• _What to do_
The answer must be one number: how many lines in the data below include the string "Hotel".

═════ Available data ═════

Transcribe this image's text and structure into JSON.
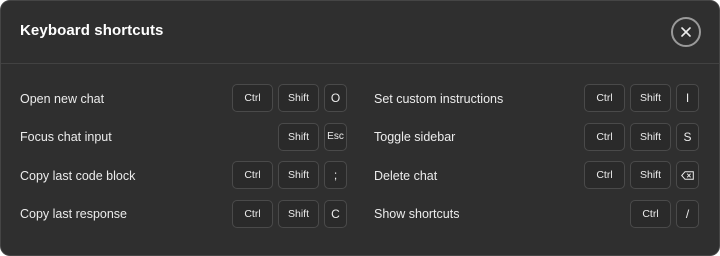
{
  "title": "Keyboard shortcuts",
  "left": [
    {
      "label": "Open new chat",
      "keys": [
        "Ctrl",
        "Shift",
        "O"
      ]
    },
    {
      "label": "Focus chat input",
      "keys": [
        "Shift",
        "Esc"
      ]
    },
    {
      "label": "Copy last code block",
      "keys": [
        "Ctrl",
        "Shift",
        ";"
      ]
    },
    {
      "label": "Copy last response",
      "keys": [
        "Ctrl",
        "Shift",
        "C"
      ]
    }
  ],
  "right": [
    {
      "label": "Set custom instructions",
      "keys": [
        "Ctrl",
        "Shift",
        "I"
      ]
    },
    {
      "label": "Toggle sidebar",
      "keys": [
        "Ctrl",
        "Shift",
        "S"
      ]
    },
    {
      "label": "Delete chat",
      "keys": [
        "Ctrl",
        "Shift",
        "backspace-icon"
      ]
    },
    {
      "label": "Show shortcuts",
      "keys": [
        "Ctrl",
        "/"
      ]
    }
  ]
}
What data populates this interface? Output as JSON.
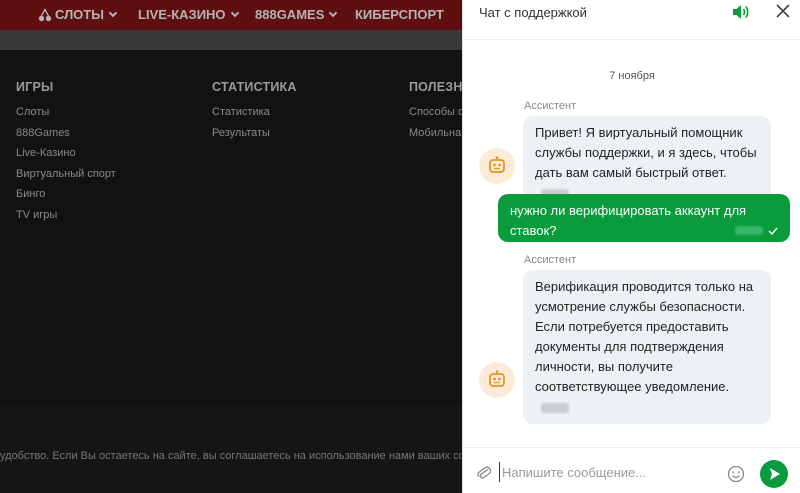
{
  "site": {
    "nav": [
      {
        "label": "СЛОТЫ",
        "has_dropdown": true
      },
      {
        "label": "LIVE-КАЗИНО",
        "has_dropdown": true
      },
      {
        "label": "888GAMES",
        "has_dropdown": true
      },
      {
        "label": "КИБЕРСПОРТ",
        "has_dropdown": false
      }
    ],
    "footer": {
      "games": {
        "title": "ИГРЫ",
        "links": [
          "Слоты",
          "888Games",
          "Live-Казино",
          "Виртуальный спорт",
          "Бинго",
          "TV игры"
        ]
      },
      "stats": {
        "title": "СТАТИСТИКА",
        "links": [
          "Статистика",
          "Результаты"
        ]
      },
      "useful": {
        "title": "ПОЛЕЗНО",
        "links": [
          "Способы о",
          "Мобильна"
        ]
      }
    },
    "cookie_notice": "удобство. Если Вы остаетесь на сайте, вы соглашаетесь на использование нами ваших cookie"
  },
  "chat": {
    "title": "Чат с поддержкой",
    "date": "7 ноября",
    "messages": [
      {
        "from": "assistant",
        "sender": "Ассистент",
        "text": "Привет! Я виртуальный помощник службы поддержки, и я здесь, чтобы дать вам самый быстрый ответ."
      },
      {
        "from": "user",
        "text": "нужно ли верифицировать аккаунт для ставок?"
      },
      {
        "from": "assistant",
        "sender": "Ассистент",
        "text": "Верификация проводится только на усмотрение службы безопасности. Если потребуется предоставить документы для подтверждения личности, вы получите соответствующее уведомление."
      }
    ],
    "input_placeholder": "Напишите сообщение..."
  },
  "colors": {
    "accent_green": "#0a9b3d",
    "nav_red_dimmed": "#5e0f0f",
    "assistant_bubble": "#eef1f4",
    "avatar_bg": "#fcebd8",
    "avatar_icon": "#e8951e"
  },
  "icons": [
    "cherry-icon",
    "chevron-down-icon",
    "speaker-icon",
    "close-icon",
    "robot-icon",
    "check-icon",
    "paperclip-icon",
    "emoji-icon",
    "send-icon"
  ]
}
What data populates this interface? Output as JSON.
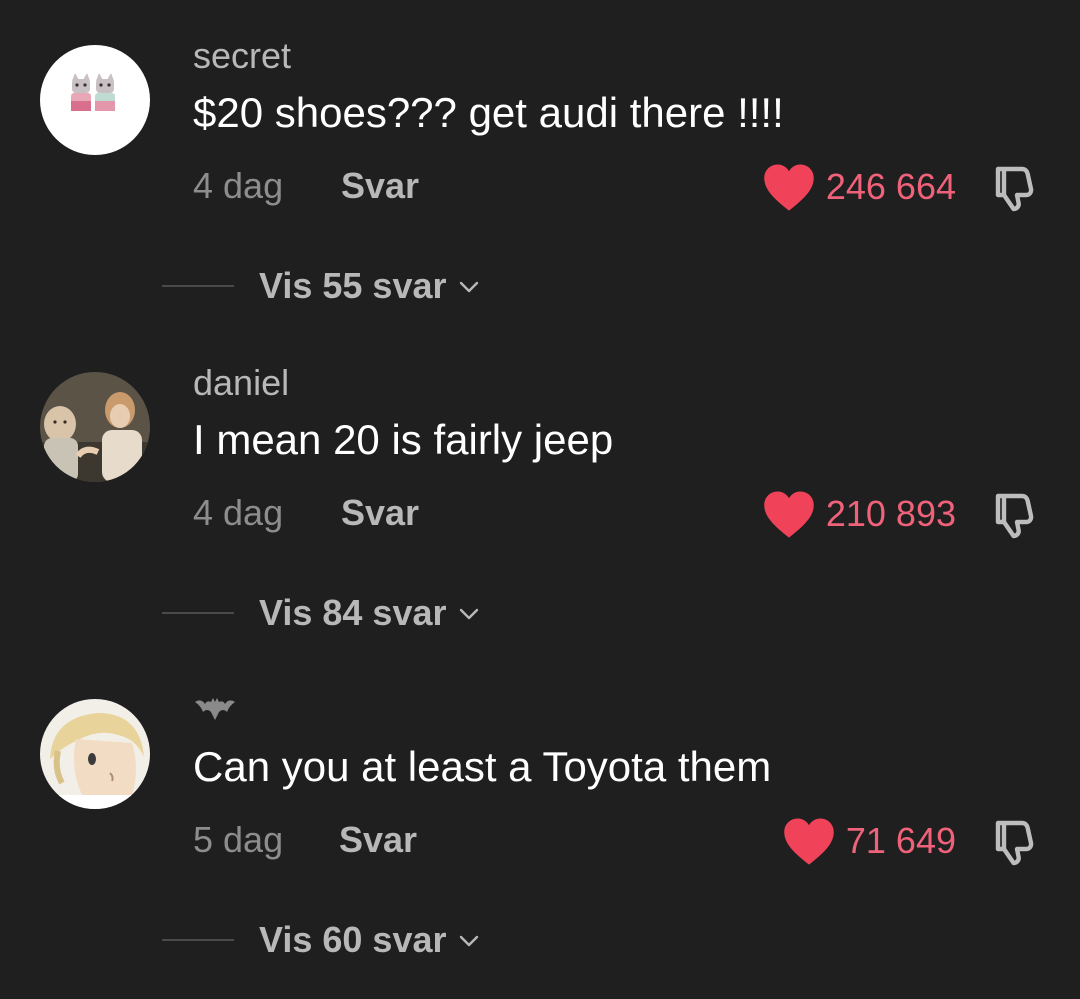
{
  "comments": [
    {
      "username": "secret",
      "text": "$20 shoes??? get audi there !!!!",
      "time": "4 dag",
      "reply_label": "Svar",
      "likes": "246 664",
      "view_replies": "Vis 55 svar"
    },
    {
      "username": "daniel",
      "text": "I mean 20 is fairly jeep",
      "time": "4 dag",
      "reply_label": "Svar",
      "likes": "210 893",
      "view_replies": "Vis 84 svar"
    },
    {
      "username_icon": "bat-icon",
      "text": "Can you at least a Toyota them",
      "time": "5 dag",
      "reply_label": "Svar",
      "likes": "71 649",
      "view_replies": "Vis 60 svar"
    }
  ],
  "colors": {
    "background": "#1f1f1f",
    "like_accent": "#f0627a",
    "text_primary": "#ffffff",
    "text_secondary": "#b8b8b8",
    "text_muted": "#8d8d8d"
  }
}
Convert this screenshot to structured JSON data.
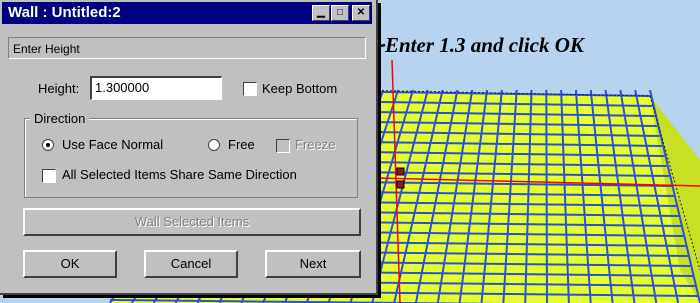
{
  "window": {
    "title": "Wall : Untitled:2",
    "prompt": "Enter Height"
  },
  "height_field": {
    "label": "Height:",
    "value": "1.300000"
  },
  "keep_bottom": {
    "label": "Keep Bottom",
    "checked": false
  },
  "direction": {
    "group_label": "Direction",
    "use_face_normal": {
      "label": "Use Face Normal",
      "selected": true
    },
    "free": {
      "label": "Free",
      "selected": false
    },
    "freeze": {
      "label": "Freeze",
      "checked": false,
      "enabled": false
    },
    "share_direction": {
      "label": "All Selected Items Share Same Direction",
      "checked": false
    }
  },
  "buttons": {
    "wall_selected": {
      "label": "Wall Selected Items",
      "enabled": false
    },
    "ok": "OK",
    "cancel": "Cancel",
    "next": "Next"
  },
  "annotation": "Enter 1.3 and click OK",
  "colors": {
    "title_bar": "#000080",
    "dialog_face": "#c0c0c0",
    "viewport_background": "#b7d3ee",
    "grid_surface": "#e5ff2e",
    "grid_lines": "#2b4fd6",
    "axis_lines": "#ff0000"
  }
}
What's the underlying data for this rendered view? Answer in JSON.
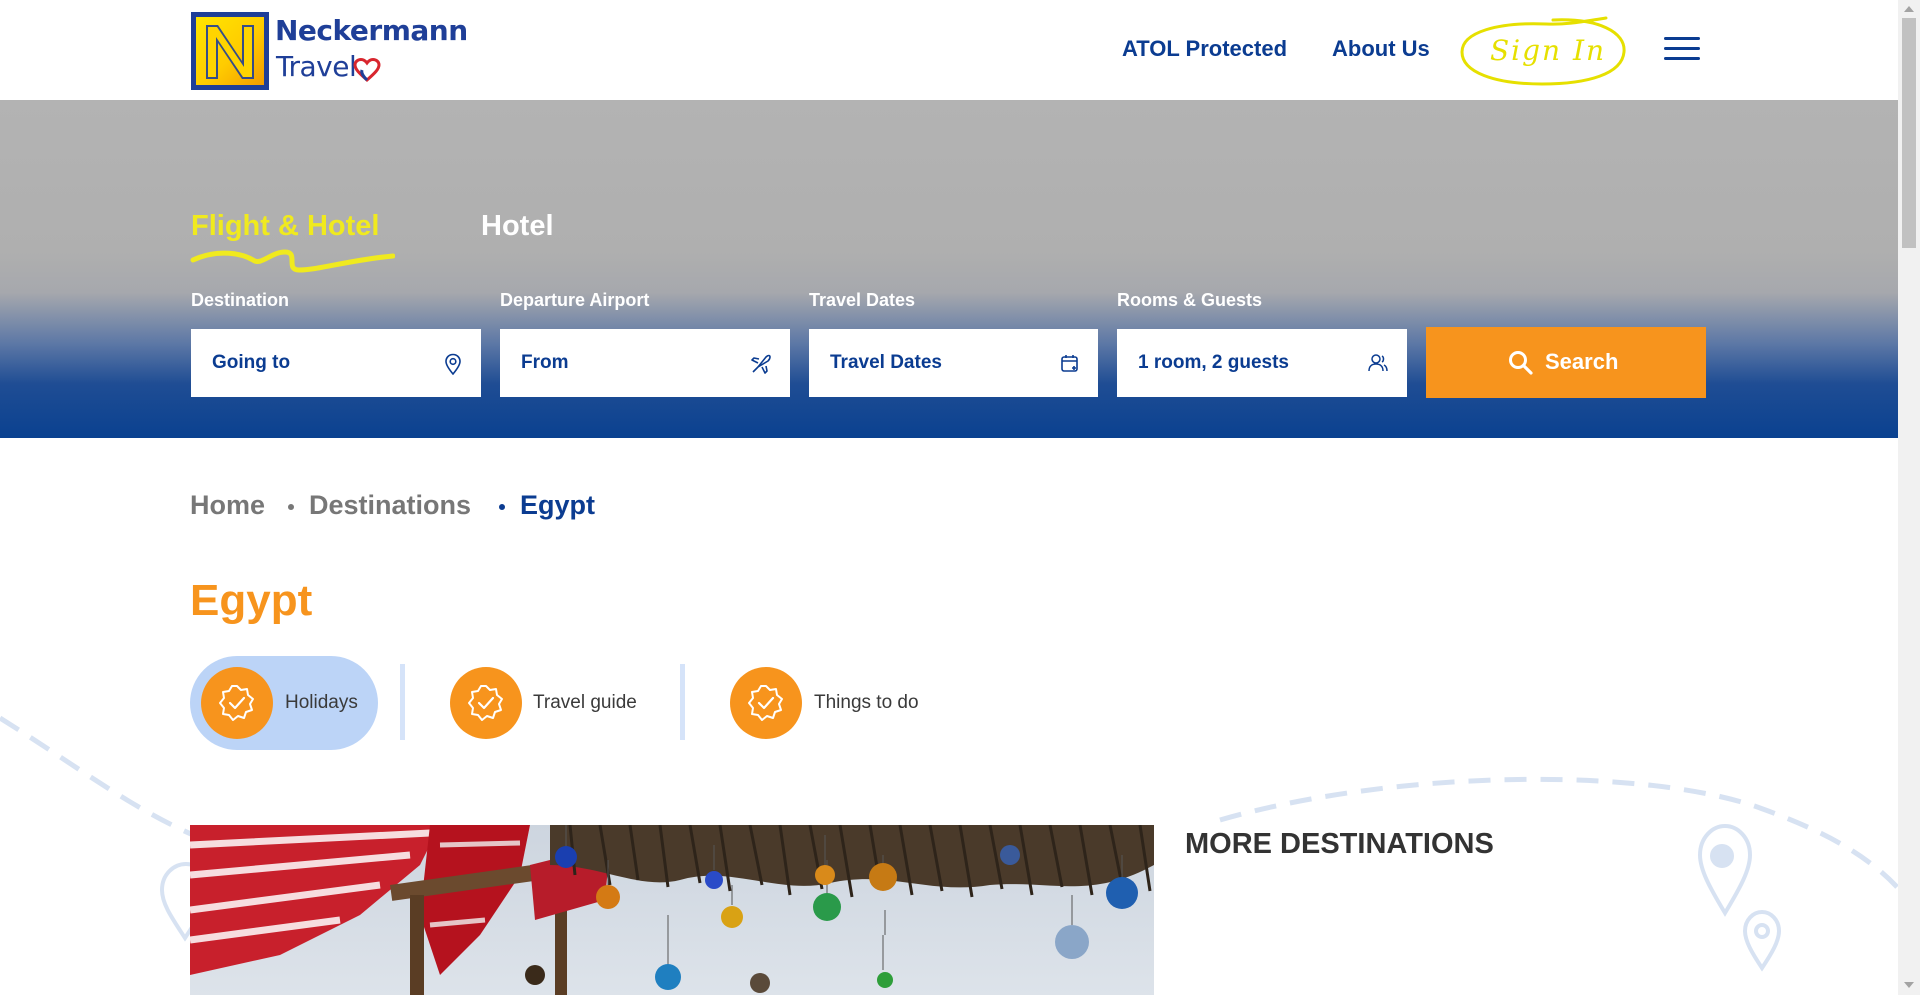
{
  "header": {
    "logo_line1": "Neckermann",
    "logo_line2": "Travel",
    "nav": {
      "atol": "ATOL Protected",
      "about": "About Us",
      "sign_in": "Sign In"
    },
    "menu_icon": "hamburger-icon"
  },
  "search": {
    "tabs": {
      "flight_hotel": "Flight & Hotel",
      "hotel": "Hotel"
    },
    "active_tab": "Flight & Hotel",
    "fields": {
      "destination": {
        "label": "Destination",
        "value": "Going to",
        "icon": "map-pin-icon"
      },
      "departure": {
        "label": "Departure Airport",
        "value": "From",
        "icon": "plane-icon"
      },
      "dates": {
        "label": "Travel Dates",
        "value": "Travel Dates",
        "icon": "calendar-icon"
      },
      "guests": {
        "label": "Rooms & Guests",
        "value": "1 room, 2 guests",
        "icon": "user-icon"
      }
    },
    "button": "Search"
  },
  "breadcrumb": {
    "home": "Home",
    "destinations": "Destinations",
    "current": "Egypt"
  },
  "page_title": "Egypt",
  "subtabs": {
    "holidays": "Holidays",
    "guide": "Travel guide",
    "todo": "Things to do"
  },
  "more_destinations": "MORE DESTINATIONS",
  "colors": {
    "brand_blue": "#0b3c91",
    "accent_orange": "#f7941d",
    "highlight_yellow": "#f0ea1e",
    "active_subtab": "#bcd4f7"
  }
}
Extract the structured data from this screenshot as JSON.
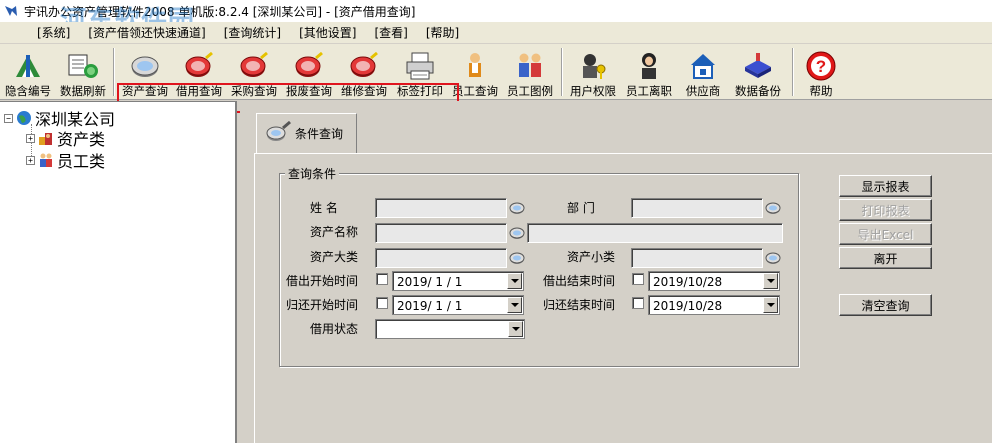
{
  "window": {
    "title": "宇讯办公资产管理软件2008 单机版:8.2.4  [深圳某公司] - [资产借用查询]",
    "watermark": "河东软件园",
    "watermark_url": "www.pc0359.cn"
  },
  "menu": [
    "[系统]",
    "[资产借领还快速通道]",
    "[查询统计]",
    "[其他设置]",
    "[查看]",
    "[帮助]"
  ],
  "toolbar": {
    "buttons": [
      {
        "label": "隐含编号",
        "icon": "hide-number-icon"
      },
      {
        "label": "数据刷新",
        "icon": "refresh-icon"
      },
      {
        "label": "资产查询",
        "icon": "asset-query-icon"
      },
      {
        "label": "借用查询",
        "icon": "borrow-query-icon"
      },
      {
        "label": "采购查询",
        "icon": "purchase-query-icon"
      },
      {
        "label": "报废查询",
        "icon": "scrap-query-icon"
      },
      {
        "label": "维修查询",
        "icon": "repair-query-icon"
      },
      {
        "label": "标签打印",
        "icon": "printer-icon"
      },
      {
        "label": "员工查询",
        "icon": "employee-query-icon"
      },
      {
        "label": "员工图例",
        "icon": "employee-legend-icon"
      },
      {
        "label": "用户权限",
        "icon": "user-permission-icon"
      },
      {
        "label": "员工离职",
        "icon": "employee-leave-icon"
      },
      {
        "label": "供应商",
        "icon": "supplier-icon"
      },
      {
        "label": "数据备份",
        "icon": "backup-icon"
      },
      {
        "label": "帮助",
        "icon": "help-icon"
      }
    ]
  },
  "tree": {
    "root": "深圳某公司",
    "children": [
      "资产类",
      "员工类"
    ]
  },
  "tab": {
    "label": "条件查询"
  },
  "form": {
    "group_title": "查询条件",
    "name_label": "姓  名",
    "dept_label": "部  门",
    "asset_name_label": "资产名称",
    "asset_major_label": "资产大类",
    "asset_minor_label": "资产小类",
    "borrow_start_label": "借出开始时间",
    "borrow_end_label": "借出结束时间",
    "return_start_label": "归还开始时间",
    "return_end_label": "归还结束时间",
    "status_label": "借用状态",
    "borrow_start_value": "2019/ 1 / 1",
    "borrow_end_value": "2019/10/28",
    "return_start_value": "2019/ 1 / 1",
    "return_end_value": "2019/10/28",
    "status_value": ""
  },
  "buttons": {
    "show_report": "显示报表",
    "print_report": "打印报表",
    "export_excel": "导出Excel",
    "leave": "离开",
    "clear_query": "清空查询"
  },
  "colors": {
    "highlight": "#e0141e",
    "window_bg": "#d4d0c8"
  }
}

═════

• _Written solution_
3